DURHAM CASTLE AND CATHEDRAL
Durham's towering Bishops' Castle and Norman Cathedral are located perched high on an eminence above a wooded gorge on a narrow peninsula formed by a loop in the River Wear. Together they form a spectacular architectural grouping. The Cathedral dominates the >>little compact neatly contrived city<< (Defoe) and is considered to be the supreme example of Norman architecture in the world.
The proximity of Castle and Cathedral on their hilltop is a reminder that Durham's Prince Bishops were once civil as well as spiritual leaders, united in order to defend the shrine of St Cuthbert against attack. In 1534, John Leland, Royal Librarian and Antiquary to Henry VIII, expressed these functions in describing Durham as >>half church of God, half castle against the Scots<<.
The bas relief of a cow on the north wall of the Cathedral commemorates the legend associated with the foundation of Durham which has it that the monks of Lindisfarne, having removed the body of St Cuthbert, a 7th century ecclesiastic, from its tomb in fear of marauding Danish invaders, and after wandering far over the north of England, were guided to the safety of the natural defensive site of Durham by a woman searching for a cow. The original Saxon church on the site was built, in 995, to house the shrine of the Saint
In 1093 the foundation stone of the present Cathedral was laid and nearly all the major work was completed within twenty years, a relatively short span of time which gives the building an outstanding unity. The central tower is a lofty and graceful Perpendicular Gothic structure. The exquisite Chapel of the Nine Altars contains a magnificent rose window and beautiful carvings. The stone vaulting is particularly noteworthy. Rib vaulting was used at Durham for the first time, a technical breakthrough which represents a major contribution to the history and refinement of building and enabled Gothic architecture to flourish and develop.
It is as a remarkable whole that the Cathedral should be seen, but it does have a multitude of fascinating details. The north door incorporates the fine 12th century sanctuary knocker, a grotesque head, which, once they had grasped it gave fugitives the right of sanctuary within the Cathedral precincts. In the Galilee Chapel at the west end of the Cathedral is the tomb of the Venerable Bede, known as the first English historian. St Cuthbert's shrine was destroyed at the Reformation, however, the oak coffin is one of the many treasures that can be seen in the monks' dormitory museum in the cloisters.

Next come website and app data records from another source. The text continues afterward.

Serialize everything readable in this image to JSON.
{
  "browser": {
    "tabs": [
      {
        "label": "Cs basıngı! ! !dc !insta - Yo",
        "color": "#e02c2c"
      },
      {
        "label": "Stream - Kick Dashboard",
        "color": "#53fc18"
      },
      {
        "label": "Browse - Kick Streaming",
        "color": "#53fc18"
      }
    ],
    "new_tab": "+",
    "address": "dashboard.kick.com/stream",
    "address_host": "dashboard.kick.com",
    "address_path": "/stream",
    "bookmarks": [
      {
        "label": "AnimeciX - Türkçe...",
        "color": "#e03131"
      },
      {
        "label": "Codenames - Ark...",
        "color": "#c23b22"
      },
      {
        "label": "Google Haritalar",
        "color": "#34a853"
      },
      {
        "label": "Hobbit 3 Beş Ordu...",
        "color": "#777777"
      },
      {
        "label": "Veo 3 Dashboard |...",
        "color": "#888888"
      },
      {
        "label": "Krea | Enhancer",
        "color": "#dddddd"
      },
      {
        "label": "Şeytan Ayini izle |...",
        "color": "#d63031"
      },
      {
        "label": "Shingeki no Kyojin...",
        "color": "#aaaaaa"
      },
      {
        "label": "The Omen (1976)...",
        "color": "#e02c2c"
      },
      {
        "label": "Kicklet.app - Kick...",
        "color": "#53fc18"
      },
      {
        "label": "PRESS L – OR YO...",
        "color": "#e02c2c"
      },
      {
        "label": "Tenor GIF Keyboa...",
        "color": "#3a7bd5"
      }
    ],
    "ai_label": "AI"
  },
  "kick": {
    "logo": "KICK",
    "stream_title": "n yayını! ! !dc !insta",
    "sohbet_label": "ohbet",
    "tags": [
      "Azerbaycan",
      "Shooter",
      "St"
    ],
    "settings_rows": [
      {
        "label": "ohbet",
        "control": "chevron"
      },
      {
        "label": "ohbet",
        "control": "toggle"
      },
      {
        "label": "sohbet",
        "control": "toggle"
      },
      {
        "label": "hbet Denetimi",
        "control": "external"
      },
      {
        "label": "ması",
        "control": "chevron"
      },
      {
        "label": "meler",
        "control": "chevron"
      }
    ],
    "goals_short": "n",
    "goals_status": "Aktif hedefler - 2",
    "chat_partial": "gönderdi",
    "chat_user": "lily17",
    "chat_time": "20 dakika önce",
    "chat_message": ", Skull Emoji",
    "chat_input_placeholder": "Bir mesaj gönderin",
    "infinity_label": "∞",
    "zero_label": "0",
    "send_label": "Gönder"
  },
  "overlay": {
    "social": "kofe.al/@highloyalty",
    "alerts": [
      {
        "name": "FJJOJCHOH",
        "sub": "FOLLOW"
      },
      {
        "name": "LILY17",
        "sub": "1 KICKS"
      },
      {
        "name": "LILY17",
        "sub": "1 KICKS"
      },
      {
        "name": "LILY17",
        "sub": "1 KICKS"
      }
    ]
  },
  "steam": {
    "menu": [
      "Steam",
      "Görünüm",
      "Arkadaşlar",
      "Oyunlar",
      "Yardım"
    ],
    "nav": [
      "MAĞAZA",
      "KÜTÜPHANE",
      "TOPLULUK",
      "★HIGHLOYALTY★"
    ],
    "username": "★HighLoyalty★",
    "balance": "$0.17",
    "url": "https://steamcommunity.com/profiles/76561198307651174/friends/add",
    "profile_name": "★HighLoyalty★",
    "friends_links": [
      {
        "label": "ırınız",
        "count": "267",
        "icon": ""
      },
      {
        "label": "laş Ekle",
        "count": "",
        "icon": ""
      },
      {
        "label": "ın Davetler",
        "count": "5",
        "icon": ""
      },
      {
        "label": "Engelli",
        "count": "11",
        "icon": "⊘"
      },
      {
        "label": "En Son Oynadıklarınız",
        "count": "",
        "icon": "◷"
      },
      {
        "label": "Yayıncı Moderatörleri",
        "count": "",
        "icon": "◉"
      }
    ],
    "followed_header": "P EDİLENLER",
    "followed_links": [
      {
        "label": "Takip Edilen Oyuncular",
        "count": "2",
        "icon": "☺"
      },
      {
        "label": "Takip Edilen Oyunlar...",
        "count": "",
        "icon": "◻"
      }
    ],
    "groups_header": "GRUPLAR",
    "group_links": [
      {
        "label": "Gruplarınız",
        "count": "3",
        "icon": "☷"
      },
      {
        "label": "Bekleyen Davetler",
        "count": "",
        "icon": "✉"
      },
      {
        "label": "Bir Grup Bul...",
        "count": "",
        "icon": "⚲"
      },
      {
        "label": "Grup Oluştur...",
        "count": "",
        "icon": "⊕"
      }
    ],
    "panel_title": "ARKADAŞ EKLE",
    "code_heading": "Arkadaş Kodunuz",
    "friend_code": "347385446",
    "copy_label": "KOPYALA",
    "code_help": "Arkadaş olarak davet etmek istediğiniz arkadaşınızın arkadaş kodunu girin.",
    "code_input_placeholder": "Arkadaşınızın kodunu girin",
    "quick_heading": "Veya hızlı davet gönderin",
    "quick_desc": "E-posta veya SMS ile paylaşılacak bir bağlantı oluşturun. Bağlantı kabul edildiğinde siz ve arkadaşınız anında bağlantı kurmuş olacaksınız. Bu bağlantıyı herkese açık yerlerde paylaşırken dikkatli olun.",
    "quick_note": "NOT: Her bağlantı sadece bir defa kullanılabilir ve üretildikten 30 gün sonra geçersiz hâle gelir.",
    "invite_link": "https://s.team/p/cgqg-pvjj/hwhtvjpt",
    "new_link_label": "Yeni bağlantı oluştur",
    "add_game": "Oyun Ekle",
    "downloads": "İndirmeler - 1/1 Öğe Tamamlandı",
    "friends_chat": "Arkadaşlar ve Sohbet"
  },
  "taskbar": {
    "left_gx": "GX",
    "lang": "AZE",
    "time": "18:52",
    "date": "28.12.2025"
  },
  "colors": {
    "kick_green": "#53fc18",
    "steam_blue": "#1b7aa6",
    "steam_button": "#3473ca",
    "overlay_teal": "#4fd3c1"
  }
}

The Castle which >>standeth aloft and is stately built<< (Leland) was constructed by the Normans in 1072 on the instructions of William the Conqueror, and protects the narrow neck of the peninsula to the north of the Cathedral. It was designed as a secure defence against the Scots and Danes, and a residence for the Prince Bishops of Durham who were the king's religious and military representatives in the area. The Castle is dominated by a polygonal 14th century keep, while the most famous single features are the Norman crypt chapel and the 17th century black stair of elaborately carved woodwork.
The Prince Bishops ruled Durham as a City State with their own army, nobility, court and coinage for 800 years. When their unique powers gradually diminished and were finally ended in 1836, the Castle became the home of Durham University, which was the first new university to be founded in England after Oxford and Cambridge.
Town walls, which were strengthened in the 12th century, augmented the natural defences from an early date and have been largely preserved. The Palace Green lies between the Cathedral and the Castle, and is surrounded by buildings once closely associated with the civil and ecclesiastical functions of the Prince Bishops. Modern Durham, reflecting it's history, remains an important religious and educational centre.